**The task:** Each entry should be returned exactly as written, with no pictures carried over.

(Extracted data entries)
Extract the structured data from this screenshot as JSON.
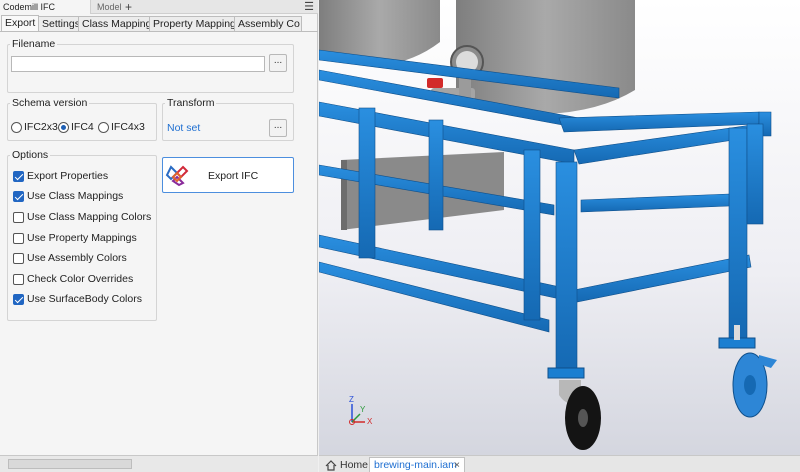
{
  "panel": {
    "title": "Codemill IFC Exporter",
    "model_tab": "Model",
    "add": "+",
    "menu": "☰"
  },
  "tabs": [
    "Export",
    "Settings",
    "Class Mappings",
    "Property Mappings",
    "Assembly Co"
  ],
  "filename": {
    "legend": "Filename",
    "value": "",
    "browse": "..."
  },
  "schema": {
    "legend": "Schema version",
    "options": [
      "IFC2x3",
      "IFC4",
      "IFC4x3"
    ],
    "selected": "IFC4"
  },
  "transform": {
    "legend": "Transform",
    "value": "Not set",
    "browse": "..."
  },
  "options": {
    "legend": "Options",
    "items": [
      {
        "label": "Export Properties",
        "checked": true
      },
      {
        "label": "Use Class Mappings",
        "checked": true
      },
      {
        "label": "Use Class Mapping Colors",
        "checked": false
      },
      {
        "label": "Use Property Mappings",
        "checked": false
      },
      {
        "label": "Use Assembly Colors",
        "checked": false
      },
      {
        "label": "Check Color Overrides",
        "checked": false
      },
      {
        "label": "Use SurfaceBody Colors",
        "checked": true
      }
    ]
  },
  "export_button": "Export IFC",
  "doc_tabs": {
    "home": "Home",
    "file": "brewing-main.iam",
    "close": "×"
  },
  "axes": {
    "x": "X",
    "y": "Y",
    "z": "Z"
  },
  "colors": {
    "frame_blue": "#1b7fd1",
    "tank_gray": "#9a9a9a",
    "accent": "#1f6fd1"
  }
}
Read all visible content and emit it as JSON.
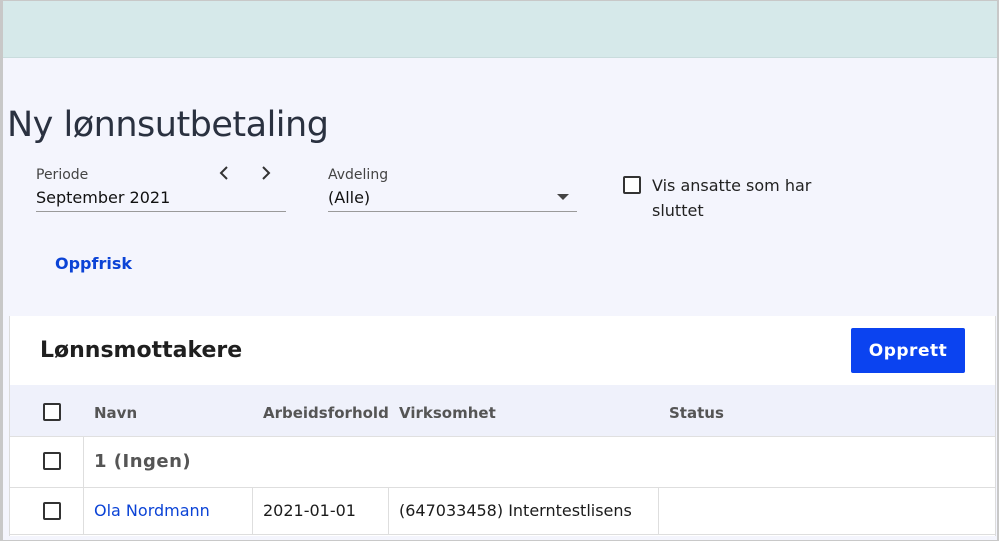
{
  "page": {
    "title": "Ny lønnsutbetaling"
  },
  "filters": {
    "period": {
      "label": "Periode",
      "value": "September 2021",
      "prev_glyph": "‹",
      "next_glyph": "›"
    },
    "department": {
      "label": "Avdeling",
      "value": "(Alle)"
    },
    "show_quit": {
      "label": "Vis ansatte som har sluttet",
      "checked": false
    },
    "refresh_label": "Oppfrisk"
  },
  "recipients": {
    "title": "Lønnsmottakere",
    "create_label": "Opprett",
    "columns": [
      "Navn",
      "Arbeidsforhold",
      "Virksomhet",
      "Status"
    ],
    "groups": [
      {
        "label": "1 (Ingen)",
        "rows": [
          {
            "name": "Ola Nordmann",
            "employment": "2021-01-01",
            "company": "(647033458) Interntestlisens",
            "status": ""
          }
        ]
      }
    ]
  },
  "colors": {
    "topbar": "#d6e9ea",
    "background": "#f4f5fd",
    "accent": "#0b43f0",
    "link": "#0b43d6"
  }
}
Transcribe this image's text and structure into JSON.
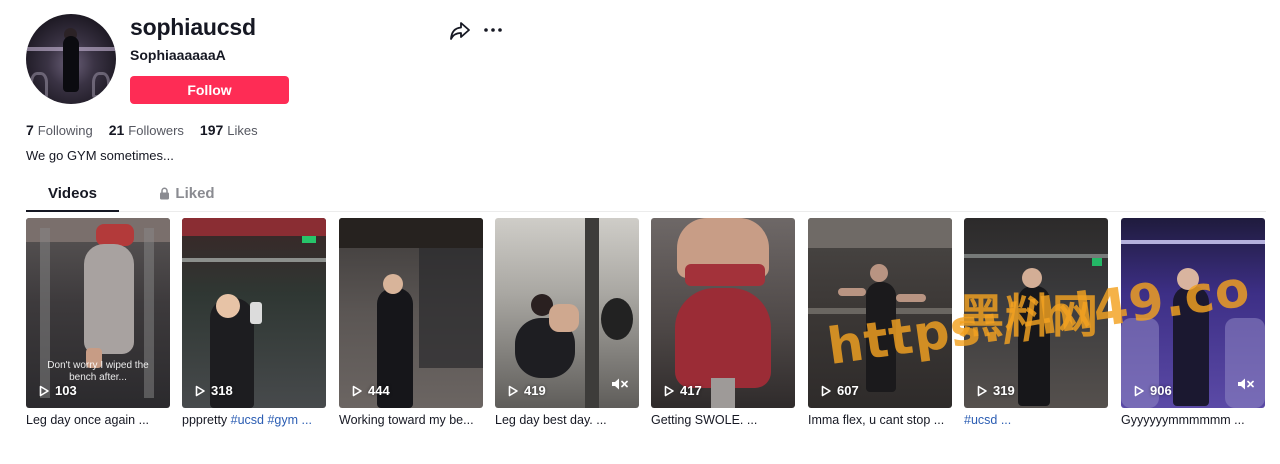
{
  "profile": {
    "username": "sophiaucsd",
    "nickname": "SophiaaaaaaA",
    "follow_label": "Follow",
    "bio": "We go GYM sometimes..."
  },
  "actions": {
    "share_icon": "share-icon",
    "more_icon": "more-icon"
  },
  "stats": {
    "following_count": "7",
    "following_label": "Following",
    "followers_count": "21",
    "followers_label": "Followers",
    "likes_count": "197",
    "likes_label": "Likes"
  },
  "tabs": {
    "videos": "Videos",
    "liked": "Liked"
  },
  "colors": {
    "follow": "#fe2c55",
    "hashtag": "#2b5db3",
    "watermark": "#f3a221"
  },
  "videos": [
    {
      "views": "103",
      "caption_text": "Leg day once again ...",
      "overlay": "Don't worry I wiped the bench after..."
    },
    {
      "views": "318",
      "caption_text": "pppretty ",
      "caption_tags": "#ucsd #gym ...",
      "overlay": ""
    },
    {
      "views": "444",
      "caption_text": "Working toward my be...",
      "overlay": ""
    },
    {
      "views": "419",
      "caption_text": "Leg day best day. ...",
      "overlay": "",
      "muted": true
    },
    {
      "views": "417",
      "caption_text": "Getting SWOLE. ...",
      "overlay": ""
    },
    {
      "views": "607",
      "caption_text": "Imma flex, u cant stop ...",
      "overlay": ""
    },
    {
      "views": "319",
      "caption_text": "",
      "caption_tags": "#ucsd ...",
      "overlay": ""
    },
    {
      "views": "906",
      "caption_text": "Gyyyyyymmmmmm ...",
      "overlay": "",
      "muted": true
    }
  ],
  "watermark": {
    "cjk": "黑料网",
    "url": "https://hl49.co"
  }
}
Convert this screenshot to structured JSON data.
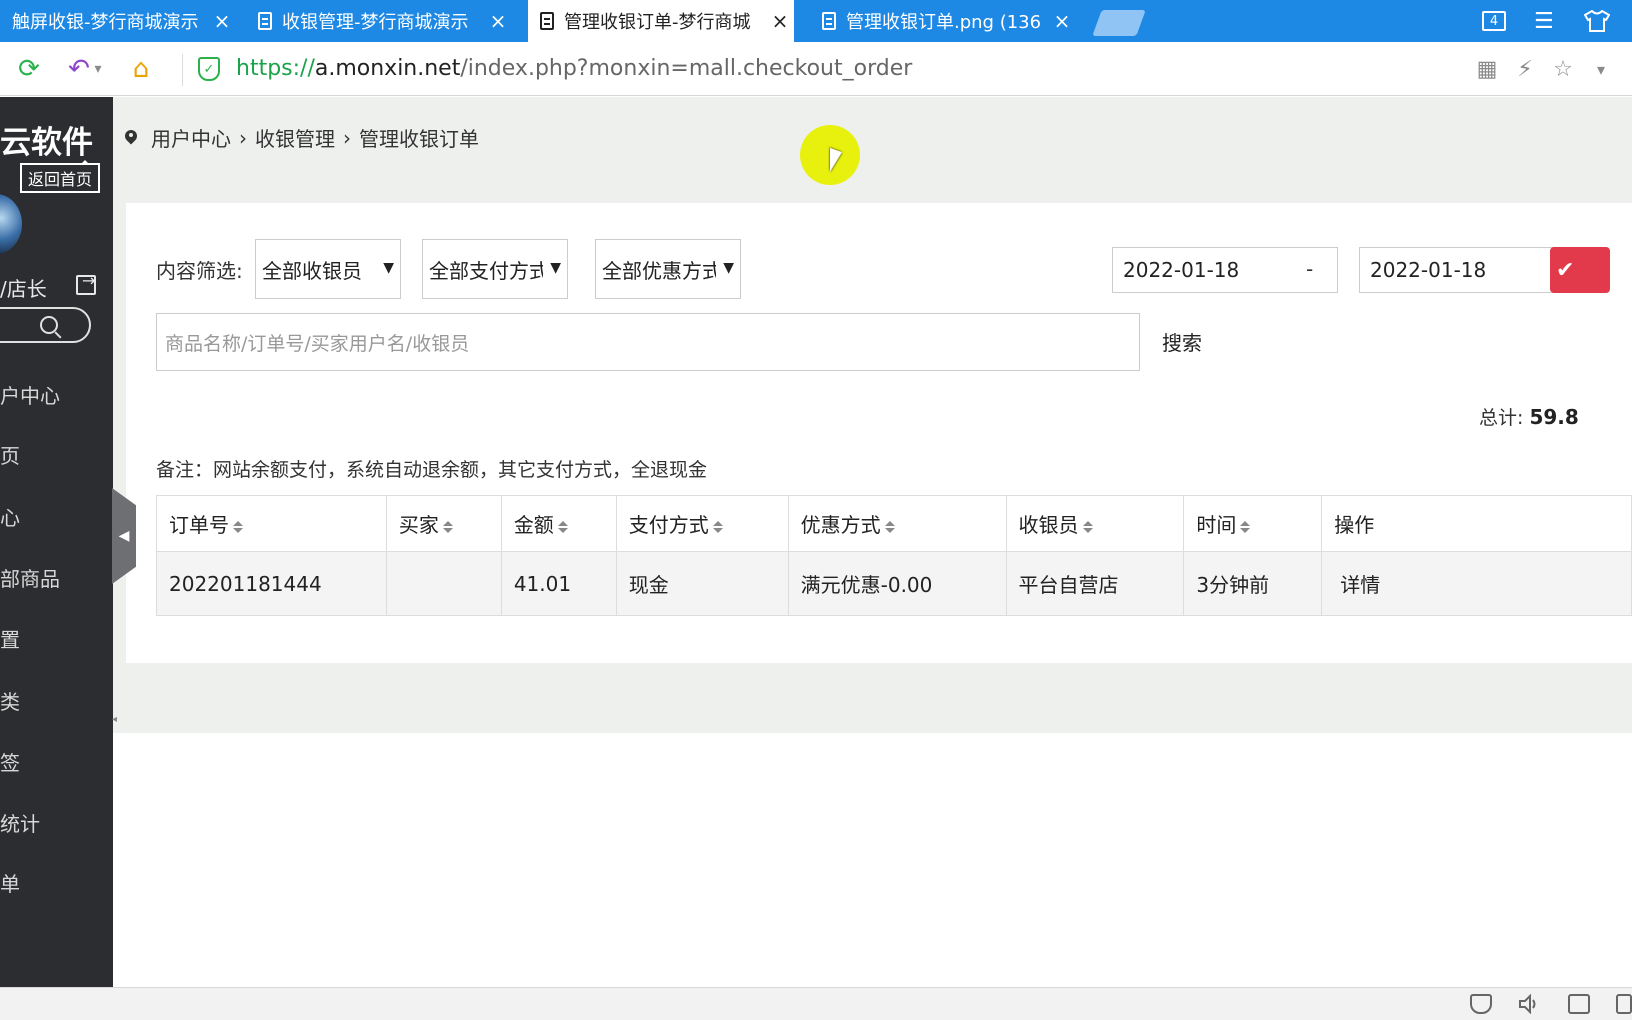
{
  "browser": {
    "tabs": [
      {
        "label": "触屏收银-梦行商城演示"
      },
      {
        "label": "收银管理-梦行商城演示"
      },
      {
        "label": "管理收银订单-梦行商城"
      },
      {
        "label": "管理收银订单.png (136"
      }
    ],
    "tab_close": "×",
    "window_count": "4",
    "url_scheme": "https://",
    "url_host": "a.monxin.net",
    "url_path": "/index.php?monxin=mall.checkout_order"
  },
  "sidebar": {
    "brand": "云软件",
    "back_home": "返回首页",
    "user": "/店长",
    "items": [
      "户中心",
      "页",
      "心",
      "部商品",
      "置",
      "类",
      "签",
      "统计",
      "单"
    ]
  },
  "breadcrumb": {
    "items": [
      "用户中心",
      "收银管理",
      "管理收银订单"
    ],
    "separator": "›"
  },
  "filters": {
    "label": "内容筛选:",
    "cashier": "全部收银员",
    "payment": "全部支付方式",
    "discount": "全部优惠方式",
    "caret": "▼",
    "date_from": "2022-01-18",
    "date_to": "2022-01-18",
    "date_sep": "-",
    "confirm_icon": "✔"
  },
  "search": {
    "placeholder": "商品名称/订单号/买家用户名/收银员",
    "button": "搜索"
  },
  "summary": {
    "total_label": "总计:",
    "total_value": "59.8"
  },
  "note": "备注：网站余额支付，系统自动退余额，其它支付方式，全退现金",
  "table": {
    "headers": [
      "订单号",
      "买家",
      "金额",
      "支付方式",
      "优惠方式",
      "收银员",
      "时间",
      "操作"
    ],
    "rows": [
      {
        "order_no": "202201181444",
        "buyer": "",
        "amount": "41.01",
        "payment": "现金",
        "discount": "满元优惠-0.00",
        "cashier": "平台自营店",
        "time": "3分钟前",
        "action": "详情"
      }
    ]
  },
  "colors": {
    "tabbar": "#1e88e5",
    "sidebar": "#2b2d30",
    "confirm": "#e23a4a",
    "url_green": "#1aa34a"
  },
  "icons": {
    "reload": "⟳",
    "undo": "↶",
    "home": "⌂",
    "menu": "☰",
    "shirt": "👕",
    "qr": "▦",
    "bolt": "⚡",
    "star": "☆",
    "dropdown": "▾",
    "collapse": "◀",
    "mini_arrow": "◂"
  }
}
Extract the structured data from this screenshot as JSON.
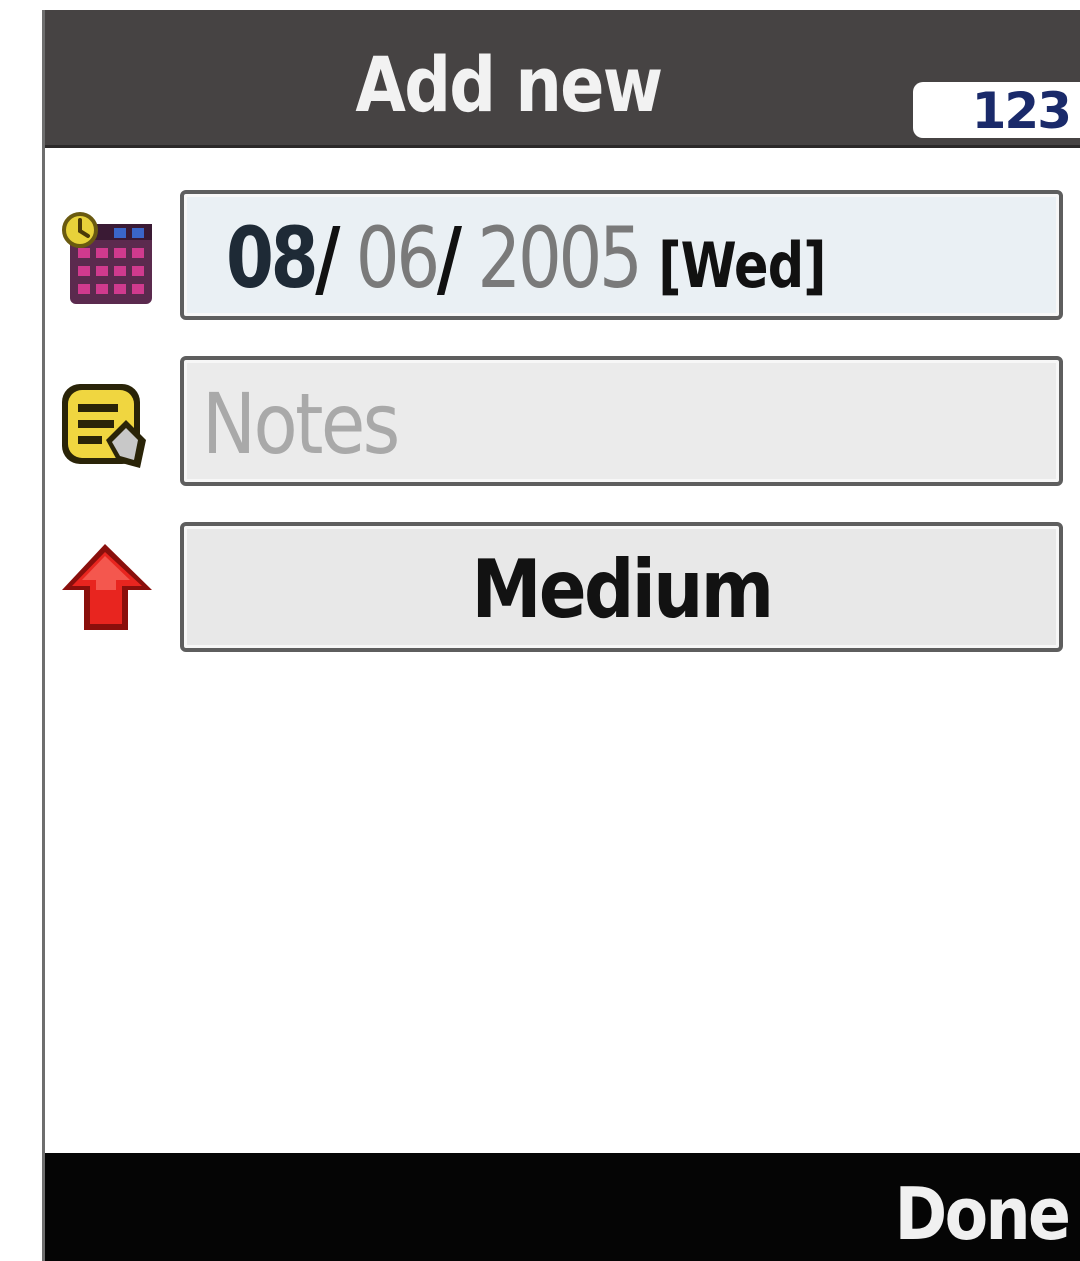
{
  "header": {
    "title": "Add new",
    "input_mode": "123"
  },
  "form": {
    "date": {
      "month": "08",
      "separator_1": "/",
      "day": "06",
      "separator_2": "/",
      "year": "2005",
      "weekday": "[Wed]"
    },
    "notes": {
      "placeholder": "Notes",
      "value": ""
    },
    "priority": {
      "value": "Medium"
    }
  },
  "softkeys": {
    "right": "Done"
  },
  "icons": {
    "date": "calendar-icon",
    "notes": "note-edit-icon",
    "priority": "priority-up-arrow-icon"
  },
  "colors": {
    "title_bar": "#464343",
    "softkey_bar": "#050505",
    "priority_arrow": "#e8251f",
    "input_mode_text": "#1a2a6a"
  }
}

**Written answer:**
Extract the structured data from this screenshot as JSON.
{
  "panel": {
    "title": "Codemill IFC Exporter",
    "model_tab": "Model",
    "add": "+",
    "menu": "☰"
  },
  "tabs": [
    "Export",
    "Settings",
    "Class Mappings",
    "Property Mappings",
    "Assembly Co"
  ],
  "filename": {
    "legend": "Filename",
    "value": "",
    "browse": "..."
  },
  "schema": {
    "legend": "Schema version",
    "options": [
      "IFC2x3",
      "IFC4",
      "IFC4x3"
    ],
    "selected": "IFC4"
  },
  "transform": {
    "legend": "Transform",
    "value": "Not set",
    "browse": "..."
  },
  "options": {
    "legend": "Options",
    "items": [
      {
        "label": "Export Properties",
        "checked": true
      },
      {
        "label": "Use Class Mappings",
        "checked": true
      },
      {
        "label": "Use Class Mapping Colors",
        "checked": false
      },
      {
        "label": "Use Property Mappings",
        "checked": false
      },
      {
        "label": "Use Assembly Colors",
        "checked": false
      },
      {
        "label": "Check Color Overrides",
        "checked": false
      },
      {
        "label": "Use SurfaceBody Colors",
        "checked": true
      }
    ]
  },
  "export_button": "Export IFC",
  "doc_tabs": {
    "home": "Home",
    "file": "brewing-main.iam",
    "close": "×"
  },
  "axes": {
    "x": "X",
    "y": "Y",
    "z": "Z"
  },
  "colors": {
    "frame_blue": "#1b7fd1",
    "tank_gray": "#9a9a9a",
    "accent": "#1f6fd1"
  }
}
Read all visible content and emit it as JSON.
{
  "page": {
    "title": "Ny lønnsutbetaling"
  },
  "filters": {
    "period": {
      "label": "Periode",
      "value": "September 2021",
      "prev_glyph": "‹",
      "next_glyph": "›"
    },
    "department": {
      "label": "Avdeling",
      "value": "(Alle)"
    },
    "show_quit": {
      "label": "Vis ansatte som har sluttet",
      "checked": false
    },
    "refresh_label": "Oppfrisk"
  },
  "recipients": {
    "title": "Lønnsmottakere",
    "create_label": "Opprett",
    "columns": [
      "Navn",
      "Arbeidsforhold",
      "Virksomhet",
      "Status"
    ],
    "groups": [
      {
        "label": "1 (Ingen)",
        "rows": [
          {
            "name": "Ola Nordmann",
            "employment": "2021-01-01",
            "company": "(647033458) Interntestlisens",
            "status": ""
          }
        ]
      }
    ]
  },
  "colors": {
    "topbar": "#d6e9ea",
    "background": "#f4f5fd",
    "accent": "#0b43f0",
    "link": "#0b43d6"
  }
}
Transcribe this image's text and structure into JSON.
{
  "profile": {
    "username": "sophiaucsd",
    "nickname": "SophiaaaaaaA",
    "follow_label": "Follow",
    "bio": "We go GYM sometimes..."
  },
  "actions": {
    "share_icon": "share-icon",
    "more_icon": "more-icon"
  },
  "stats": {
    "following_count": "7",
    "following_label": "Following",
    "followers_count": "21",
    "followers_label": "Followers",
    "likes_count": "197",
    "likes_label": "Likes"
  },
  "tabs": {
    "videos": "Videos",
    "liked": "Liked"
  },
  "colors": {
    "follow": "#fe2c55",
    "hashtag": "#2b5db3",
    "watermark": "#f3a221"
  },
  "videos": [
    {
      "views": "103",
      "caption_text": "Leg day once again ...",
      "overlay": "Don't worry I wiped the bench after..."
    },
    {
      "views": "318",
      "caption_text": "pppretty ",
      "caption_tags": "#ucsd #gym ...",
      "overlay": ""
    },
    {
      "views": "444",
      "caption_text": "Working toward my be...",
      "overlay": ""
    },
    {
      "views": "419",
      "caption_text": "Leg day best day. ...",
      "overlay": "",
      "muted": true
    },
    {
      "views": "417",
      "caption_text": "Getting SWOLE. ...",
      "overlay": ""
    },
    {
      "views": "607",
      "caption_text": "Imma flex, u cant stop ...",
      "overlay": ""
    },
    {
      "views": "319",
      "caption_text": "",
      "caption_tags": "#ucsd ...",
      "overlay": ""
    },
    {
      "views": "906",
      "caption_text": "Gyyyyyymmmmmm ...",
      "overlay": "",
      "muted": true
    }
  ],
  "watermark": {
    "cjk": "黑料网",
    "url": "https://hl49.co"
  }
}
Convert this screenshot to structured JSON data.
{
  "browser": {
    "tabs": [
      {
        "label": "触屏收银-梦行商城演示"
      },
      {
        "label": "收银管理-梦行商城演示"
      },
      {
        "label": "管理收银订单-梦行商城"
      },
      {
        "label": "管理收银订单.png (136"
      }
    ],
    "tab_close": "×",
    "window_count": "4",
    "url_scheme": "https://",
    "url_host": "a.monxin.net",
    "url_path": "/index.php?monxin=mall.checkout_order"
  },
  "sidebar": {
    "brand": "云软件",
    "back_home": "返回首页",
    "user": "/店长",
    "items": [
      "户中心",
      "页",
      "心",
      "部商品",
      "置",
      "类",
      "签",
      "统计",
      "单"
    ]
  },
  "breadcrumb": {
    "items": [
      "用户中心",
      "收银管理",
      "管理收银订单"
    ],
    "separator": "›"
  },
  "filters": {
    "label": "内容筛选:",
    "cashier": "全部收银员",
    "payment": "全部支付方式",
    "discount": "全部优惠方式",
    "caret": "▼",
    "date_from": "2022-01-18",
    "date_to": "2022-01-18",
    "date_sep": "-",
    "confirm_icon": "✔"
  },
  "search": {
    "placeholder": "商品名称/订单号/买家用户名/收银员",
    "button": "搜索"
  },
  "summary": {
    "total_label": "总计:",
    "total_value": "59.8"
  },
  "note": "备注：网站余额支付，系统自动退余额，其它支付方式，全退现金",
  "table": {
    "headers": [
      "订单号",
      "买家",
      "金额",
      "支付方式",
      "优惠方式",
      "收银员",
      "时间",
      "操作"
    ],
    "rows": [
      {
        "order_no": "202201181444",
        "buyer": "",
        "amount": "41.01",
        "payment": "现金",
        "discount": "满元优惠-0.00",
        "cashier": "平台自营店",
        "time": "3分钟前",
        "action": "详情"
      }
    ]
  },
  "colors": {
    "tabbar": "#1e88e5",
    "sidebar": "#2b2d30",
    "confirm": "#e23a4a",
    "url_green": "#1aa34a"
  },
  "icons": {
    "reload": "⟳",
    "undo": "↶",
    "home": "⌂",
    "menu": "☰",
    "shirt": "👕",
    "qr": "▦",
    "bolt": "⚡",
    "star": "☆",
    "dropdown": "▾",
    "collapse": "◀",
    "mini_arrow": "◂"
  }
}
Extract the structured data from this screenshot as JSON.
{
  "header": {
    "title": "Add new",
    "input_mode": "123"
  },
  "form": {
    "date": {
      "month": "08",
      "separator_1": "/",
      "day": "06",
      "separator_2": "/",
      "year": "2005",
      "weekday": "[Wed]"
    },
    "notes": {
      "placeholder": "Notes",
      "value": ""
    },
    "priority": {
      "value": "Medium"
    }
  },
  "softkeys": {
    "right": "Done"
  },
  "icons": {
    "date": "calendar-icon",
    "notes": "note-edit-icon",
    "priority": "priority-up-arrow-icon"
  },
  "colors": {
    "title_bar": "#464343",
    "softkey_bar": "#050505",
    "priority_arrow": "#e8251f",
    "input_mode_text": "#1a2a6a"
  }
}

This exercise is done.